(Saved data entries)
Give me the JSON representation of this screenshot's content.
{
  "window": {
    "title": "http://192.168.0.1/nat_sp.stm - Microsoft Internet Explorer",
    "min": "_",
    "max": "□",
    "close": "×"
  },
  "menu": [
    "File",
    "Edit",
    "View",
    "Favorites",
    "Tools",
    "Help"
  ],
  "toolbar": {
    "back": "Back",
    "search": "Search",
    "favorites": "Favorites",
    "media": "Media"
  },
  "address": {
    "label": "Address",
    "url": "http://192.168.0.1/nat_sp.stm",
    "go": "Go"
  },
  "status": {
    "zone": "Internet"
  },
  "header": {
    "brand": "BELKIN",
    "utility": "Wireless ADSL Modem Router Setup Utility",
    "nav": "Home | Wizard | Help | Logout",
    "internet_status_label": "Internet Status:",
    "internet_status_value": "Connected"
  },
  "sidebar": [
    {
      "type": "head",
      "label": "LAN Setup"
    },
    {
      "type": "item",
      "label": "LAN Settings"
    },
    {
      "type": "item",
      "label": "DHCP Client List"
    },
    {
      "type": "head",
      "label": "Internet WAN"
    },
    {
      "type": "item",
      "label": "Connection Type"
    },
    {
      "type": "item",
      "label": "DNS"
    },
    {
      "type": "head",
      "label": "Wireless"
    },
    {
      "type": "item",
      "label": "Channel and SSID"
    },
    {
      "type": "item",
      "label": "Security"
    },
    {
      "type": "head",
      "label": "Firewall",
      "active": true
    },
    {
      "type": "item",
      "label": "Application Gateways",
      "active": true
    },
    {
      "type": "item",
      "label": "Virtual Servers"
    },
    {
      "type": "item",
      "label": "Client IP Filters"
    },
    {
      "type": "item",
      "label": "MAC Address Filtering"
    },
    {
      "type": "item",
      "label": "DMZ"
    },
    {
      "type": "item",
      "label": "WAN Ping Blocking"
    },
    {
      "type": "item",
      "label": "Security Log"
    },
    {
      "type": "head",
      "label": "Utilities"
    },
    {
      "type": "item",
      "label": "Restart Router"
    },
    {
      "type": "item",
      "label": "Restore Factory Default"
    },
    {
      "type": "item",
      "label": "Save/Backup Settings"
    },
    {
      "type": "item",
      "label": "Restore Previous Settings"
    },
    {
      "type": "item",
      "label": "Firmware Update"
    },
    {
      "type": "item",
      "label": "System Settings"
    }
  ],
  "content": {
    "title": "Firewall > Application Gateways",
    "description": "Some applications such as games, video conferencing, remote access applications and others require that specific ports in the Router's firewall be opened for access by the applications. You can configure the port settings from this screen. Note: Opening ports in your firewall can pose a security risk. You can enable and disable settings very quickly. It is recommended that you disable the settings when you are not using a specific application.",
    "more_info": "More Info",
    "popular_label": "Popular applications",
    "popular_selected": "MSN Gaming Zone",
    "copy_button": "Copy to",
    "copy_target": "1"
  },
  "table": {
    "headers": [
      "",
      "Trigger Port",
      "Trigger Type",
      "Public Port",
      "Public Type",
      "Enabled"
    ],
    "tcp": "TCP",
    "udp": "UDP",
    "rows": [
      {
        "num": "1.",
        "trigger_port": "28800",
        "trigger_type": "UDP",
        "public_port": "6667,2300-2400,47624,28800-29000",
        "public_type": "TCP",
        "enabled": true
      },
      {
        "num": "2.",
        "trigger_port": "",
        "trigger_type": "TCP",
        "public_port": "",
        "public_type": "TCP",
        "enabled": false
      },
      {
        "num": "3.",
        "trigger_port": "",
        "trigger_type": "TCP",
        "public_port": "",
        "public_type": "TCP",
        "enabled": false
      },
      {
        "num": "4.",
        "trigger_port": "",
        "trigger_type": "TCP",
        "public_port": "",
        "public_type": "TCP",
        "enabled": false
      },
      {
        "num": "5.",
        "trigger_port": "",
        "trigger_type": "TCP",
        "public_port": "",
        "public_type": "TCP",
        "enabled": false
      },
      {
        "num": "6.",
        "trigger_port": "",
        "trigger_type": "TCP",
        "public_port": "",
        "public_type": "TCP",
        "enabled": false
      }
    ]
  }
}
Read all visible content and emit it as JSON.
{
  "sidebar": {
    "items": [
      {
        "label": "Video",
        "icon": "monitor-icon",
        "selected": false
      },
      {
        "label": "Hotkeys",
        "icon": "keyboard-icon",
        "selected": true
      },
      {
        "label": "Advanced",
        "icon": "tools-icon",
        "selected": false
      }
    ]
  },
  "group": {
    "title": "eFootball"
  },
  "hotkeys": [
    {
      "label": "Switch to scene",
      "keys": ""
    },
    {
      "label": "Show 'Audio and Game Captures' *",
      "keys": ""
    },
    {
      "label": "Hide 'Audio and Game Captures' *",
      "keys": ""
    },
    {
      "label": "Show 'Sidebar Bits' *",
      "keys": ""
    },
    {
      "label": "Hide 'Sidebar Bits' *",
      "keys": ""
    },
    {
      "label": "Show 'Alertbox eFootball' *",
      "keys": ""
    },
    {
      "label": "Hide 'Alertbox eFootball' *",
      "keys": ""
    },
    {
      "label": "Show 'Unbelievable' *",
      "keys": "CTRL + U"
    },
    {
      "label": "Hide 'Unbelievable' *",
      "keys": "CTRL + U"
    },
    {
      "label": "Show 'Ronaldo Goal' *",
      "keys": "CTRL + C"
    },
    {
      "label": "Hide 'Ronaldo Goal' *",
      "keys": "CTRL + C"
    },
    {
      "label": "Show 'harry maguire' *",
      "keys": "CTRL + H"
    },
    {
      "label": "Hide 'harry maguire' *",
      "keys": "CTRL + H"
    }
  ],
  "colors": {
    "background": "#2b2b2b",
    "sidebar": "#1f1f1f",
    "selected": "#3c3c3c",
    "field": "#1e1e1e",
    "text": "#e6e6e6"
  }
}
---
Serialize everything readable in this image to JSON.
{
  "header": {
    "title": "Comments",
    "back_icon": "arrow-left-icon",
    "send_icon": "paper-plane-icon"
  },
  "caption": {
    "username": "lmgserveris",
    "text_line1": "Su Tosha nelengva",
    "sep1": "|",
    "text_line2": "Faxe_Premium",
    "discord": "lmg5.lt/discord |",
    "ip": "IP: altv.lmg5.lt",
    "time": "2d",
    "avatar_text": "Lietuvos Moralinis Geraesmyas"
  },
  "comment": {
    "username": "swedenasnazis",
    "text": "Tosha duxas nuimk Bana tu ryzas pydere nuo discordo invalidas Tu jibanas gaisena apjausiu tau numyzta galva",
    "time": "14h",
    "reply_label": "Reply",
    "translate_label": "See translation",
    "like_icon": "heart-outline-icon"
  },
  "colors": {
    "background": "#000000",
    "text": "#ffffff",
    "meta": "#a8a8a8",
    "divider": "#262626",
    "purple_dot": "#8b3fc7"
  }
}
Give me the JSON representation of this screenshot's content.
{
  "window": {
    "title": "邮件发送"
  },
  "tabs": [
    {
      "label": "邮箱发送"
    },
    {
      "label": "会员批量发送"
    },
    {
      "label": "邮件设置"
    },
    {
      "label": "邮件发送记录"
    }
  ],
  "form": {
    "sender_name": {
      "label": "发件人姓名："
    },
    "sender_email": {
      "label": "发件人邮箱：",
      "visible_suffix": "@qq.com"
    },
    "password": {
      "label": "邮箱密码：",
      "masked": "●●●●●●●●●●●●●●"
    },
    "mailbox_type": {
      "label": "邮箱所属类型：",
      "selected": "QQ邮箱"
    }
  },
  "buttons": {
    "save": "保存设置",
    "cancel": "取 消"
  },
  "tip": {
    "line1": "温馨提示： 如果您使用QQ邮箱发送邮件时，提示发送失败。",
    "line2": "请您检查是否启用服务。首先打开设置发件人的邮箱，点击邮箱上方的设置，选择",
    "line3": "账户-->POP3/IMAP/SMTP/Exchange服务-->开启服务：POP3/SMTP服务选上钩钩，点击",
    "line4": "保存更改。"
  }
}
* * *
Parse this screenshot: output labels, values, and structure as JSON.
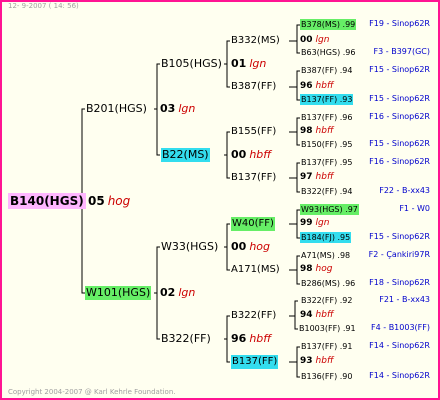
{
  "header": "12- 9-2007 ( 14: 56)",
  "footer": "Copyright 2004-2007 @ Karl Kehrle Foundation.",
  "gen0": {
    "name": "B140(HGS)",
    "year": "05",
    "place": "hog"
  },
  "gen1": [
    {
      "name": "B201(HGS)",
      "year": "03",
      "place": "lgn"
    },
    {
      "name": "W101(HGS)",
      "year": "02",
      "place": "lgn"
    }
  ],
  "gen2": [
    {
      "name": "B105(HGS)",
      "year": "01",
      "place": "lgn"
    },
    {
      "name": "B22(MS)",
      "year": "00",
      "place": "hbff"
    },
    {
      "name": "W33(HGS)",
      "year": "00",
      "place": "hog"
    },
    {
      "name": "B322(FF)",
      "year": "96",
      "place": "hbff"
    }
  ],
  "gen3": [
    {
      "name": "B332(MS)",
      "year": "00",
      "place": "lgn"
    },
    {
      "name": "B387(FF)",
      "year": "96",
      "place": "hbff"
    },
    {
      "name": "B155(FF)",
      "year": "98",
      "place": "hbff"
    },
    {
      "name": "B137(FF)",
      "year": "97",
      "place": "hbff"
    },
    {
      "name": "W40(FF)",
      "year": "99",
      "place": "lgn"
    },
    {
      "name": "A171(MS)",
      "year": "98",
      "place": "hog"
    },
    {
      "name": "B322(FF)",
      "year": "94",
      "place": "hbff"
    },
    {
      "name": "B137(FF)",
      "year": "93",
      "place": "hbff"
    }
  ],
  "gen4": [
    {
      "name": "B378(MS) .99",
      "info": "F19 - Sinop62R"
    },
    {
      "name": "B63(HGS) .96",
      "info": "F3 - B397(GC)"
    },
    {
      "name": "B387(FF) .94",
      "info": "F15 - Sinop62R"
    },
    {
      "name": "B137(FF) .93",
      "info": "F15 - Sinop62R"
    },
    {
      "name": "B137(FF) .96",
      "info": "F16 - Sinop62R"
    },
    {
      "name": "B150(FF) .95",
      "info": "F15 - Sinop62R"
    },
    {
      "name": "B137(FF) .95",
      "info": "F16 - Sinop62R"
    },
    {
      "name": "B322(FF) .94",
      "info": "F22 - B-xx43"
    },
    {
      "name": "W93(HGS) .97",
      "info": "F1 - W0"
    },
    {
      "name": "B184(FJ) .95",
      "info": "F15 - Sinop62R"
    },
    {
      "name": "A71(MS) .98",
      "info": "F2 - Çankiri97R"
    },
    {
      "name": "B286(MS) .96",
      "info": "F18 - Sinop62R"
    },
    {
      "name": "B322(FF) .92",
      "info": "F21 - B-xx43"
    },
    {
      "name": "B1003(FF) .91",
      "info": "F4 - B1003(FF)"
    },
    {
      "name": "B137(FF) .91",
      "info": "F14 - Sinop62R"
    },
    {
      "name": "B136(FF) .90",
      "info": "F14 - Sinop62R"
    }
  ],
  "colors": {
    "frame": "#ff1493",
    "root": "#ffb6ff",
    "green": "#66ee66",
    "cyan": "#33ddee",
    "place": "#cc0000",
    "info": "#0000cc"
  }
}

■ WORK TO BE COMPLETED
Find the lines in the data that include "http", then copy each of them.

■ RESULT OF THE EXERCISE
    "title": "http://192.168.0.1/nat_sp.stm - Microsoft Internet Explorer",
    "url": "http://192.168.0.1/nat_sp.stm",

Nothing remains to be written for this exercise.